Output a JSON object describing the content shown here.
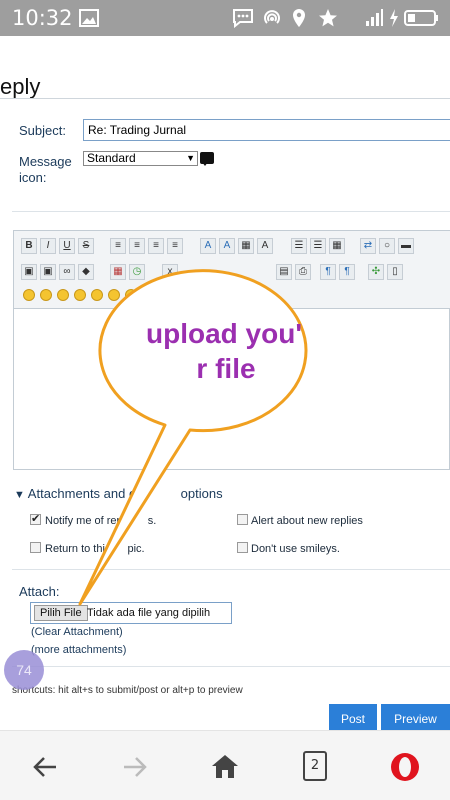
{
  "status_bar": {
    "time": "10:32"
  },
  "page": {
    "title": "eply",
    "subject_label": "Subject:",
    "subject_value": "Re: Trading Jurnal",
    "message_icon_label_1": "Message",
    "message_icon_label_2": "icon:",
    "message_icon_value": "Standard"
  },
  "editor": {
    "format_buttons": [
      "B",
      "I",
      "U",
      "S"
    ],
    "body_text": ""
  },
  "options": {
    "header": "Attachments and other options",
    "header_visible_1": "Attachments and oth",
    "header_visible_2": "options",
    "notify": {
      "label": "Notify me of replies.",
      "checked": true
    },
    "notify_visible_1": "Notify me of rep",
    "notify_visible_2": "s.",
    "alert": {
      "label": "Alert about new replies",
      "checked": false
    },
    "return": {
      "label": "Return to this topic.",
      "checked": false
    },
    "return_visible_1": "Return to this",
    "return_visible_2": "pic.",
    "smileys": {
      "label": "Don't use smileys.",
      "checked": false
    }
  },
  "attach": {
    "label": "Attach:",
    "button_label": "Pilih File",
    "no_file_text": "Tidak ada file yang dipilih",
    "clear_link": "(Clear Attachment)",
    "more_link": "(more attachments)"
  },
  "shortcuts_text": "shortcuts: hit alt+s to submit/post or alt+p to preview",
  "buttons": {
    "post": "Post",
    "preview": "Preview"
  },
  "floating_badge": "74",
  "callout": {
    "line1": "upload you'",
    "line2": "r file"
  },
  "navbar": {
    "tabs_count": "2"
  },
  "colors": {
    "status_bar": "#9e9e9e",
    "accent_blue": "#2b7fd8",
    "callout_orange": "#f0a020",
    "callout_text": "#9b2fb0",
    "opera_red": "#e0141e"
  }
}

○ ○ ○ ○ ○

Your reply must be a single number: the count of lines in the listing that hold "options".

3